Anyone downwind of me this week may have wondered why there was a faint whiff of peppermint in the air.

Well I’ll tell you. It’s a bi-product of the bloody conflict known as The Spider Wars.

I have not been on a health drive, guzzling peppermint tea to flush out toxins, but have been splashing peppermint oil around our house to flush out another toxic pest … the spider.

My wife’s war on spiders has been well documented in this column, but it has escalated over the last month with the arrival of a few heavyweight arachnids around the house. Hence the peppermint.

She read somewhere that spiders find peppermint oil so repellent they will flee for their spider lives at the first whiff. It’s like a spider version of mustard gas.

While most sensible people would shake their heads and exclaim “whatever will they come up with next?”, our Michelle went straight out and secured herself a bottle of peppermint oil and ordered me to splash it around the most likely spider bases.

They are not as hard to find as you may expect. The reason being, they are already marked by piles of conkers!

The conkers are the remnants of the first Battle of the Spiders. Conkers are to spiders, what Kryptonite is to Superman. Again, it’s something my wife read and acted on it.

It’ll come as no surprise to you when I say that neither the barrage of conkers or the peppermint oil salvo has repelled the spider onslaught. But still they come, as Jeff Wayne might have said. Instead, I’m continually chasing the critters round the front room with the spider cup (that’s the special mug that we use to trap the spiders) while Michelle and kids leap up and down on the settee shouting “Geddit, geddit, there it is. Quick. What’s wrong with you? Geddit!”
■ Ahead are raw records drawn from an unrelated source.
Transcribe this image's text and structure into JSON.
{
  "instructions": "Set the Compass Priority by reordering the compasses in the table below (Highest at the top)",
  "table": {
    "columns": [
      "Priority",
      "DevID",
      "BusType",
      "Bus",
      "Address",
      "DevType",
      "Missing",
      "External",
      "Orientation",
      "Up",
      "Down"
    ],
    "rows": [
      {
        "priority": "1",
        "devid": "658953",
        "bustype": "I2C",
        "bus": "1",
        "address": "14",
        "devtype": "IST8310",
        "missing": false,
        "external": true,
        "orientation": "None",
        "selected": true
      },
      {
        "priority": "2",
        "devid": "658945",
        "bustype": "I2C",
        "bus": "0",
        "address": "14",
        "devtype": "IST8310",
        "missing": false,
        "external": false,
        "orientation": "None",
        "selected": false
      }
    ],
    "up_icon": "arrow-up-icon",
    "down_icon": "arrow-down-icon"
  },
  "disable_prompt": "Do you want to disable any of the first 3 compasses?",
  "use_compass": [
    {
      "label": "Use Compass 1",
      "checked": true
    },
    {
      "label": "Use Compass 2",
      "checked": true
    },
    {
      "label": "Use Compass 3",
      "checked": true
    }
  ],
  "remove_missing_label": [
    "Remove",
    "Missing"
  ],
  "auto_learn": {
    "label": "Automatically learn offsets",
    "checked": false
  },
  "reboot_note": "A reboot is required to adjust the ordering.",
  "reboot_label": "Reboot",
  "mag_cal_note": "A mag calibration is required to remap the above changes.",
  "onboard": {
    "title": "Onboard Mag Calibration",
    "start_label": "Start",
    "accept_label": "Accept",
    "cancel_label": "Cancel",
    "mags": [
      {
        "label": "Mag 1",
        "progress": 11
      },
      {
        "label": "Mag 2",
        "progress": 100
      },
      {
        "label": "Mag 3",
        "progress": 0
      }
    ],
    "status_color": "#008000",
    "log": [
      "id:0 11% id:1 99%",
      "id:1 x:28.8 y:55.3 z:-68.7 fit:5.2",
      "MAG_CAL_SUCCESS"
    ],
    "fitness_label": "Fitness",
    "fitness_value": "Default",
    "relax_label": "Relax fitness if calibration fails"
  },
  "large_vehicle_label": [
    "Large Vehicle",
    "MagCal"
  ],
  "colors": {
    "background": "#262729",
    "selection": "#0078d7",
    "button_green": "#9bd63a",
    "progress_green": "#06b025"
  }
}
Honestly, it’s the only exercise I get these days.

Once captured, I can’t just chuck my prisoner out of the front door. I have to release it further down the street. My wife is convinced they return.

As I remarked last time: “They’re not homing spiders you know.” She was having none of it.

These days I pretend to take them out down the street, and instead, hang about for a couple of minutes before chucking them into next door’s garden.

It’ll take some explaining if I ever get caught. Me, in my dressing gown and slippers, in the dead of night, throwing a spider into next door’s flower bed. “Erm, it’s not what it looks like.” But hey, I like to live dangerously.

There are those who think we humans may be over-reacting in our fear of spiders.

Not so. I prefer to think that we afford them the same level of acceptance we would any other creature with EIGHT legs, EIGHT eyes, TWO reproductive organs in their FACES, who fire webs out of their backsides!

Taking all that into consideration, I reckon the fact we scream and try to conker and peppermint them out of existence, suggests they get off lightly.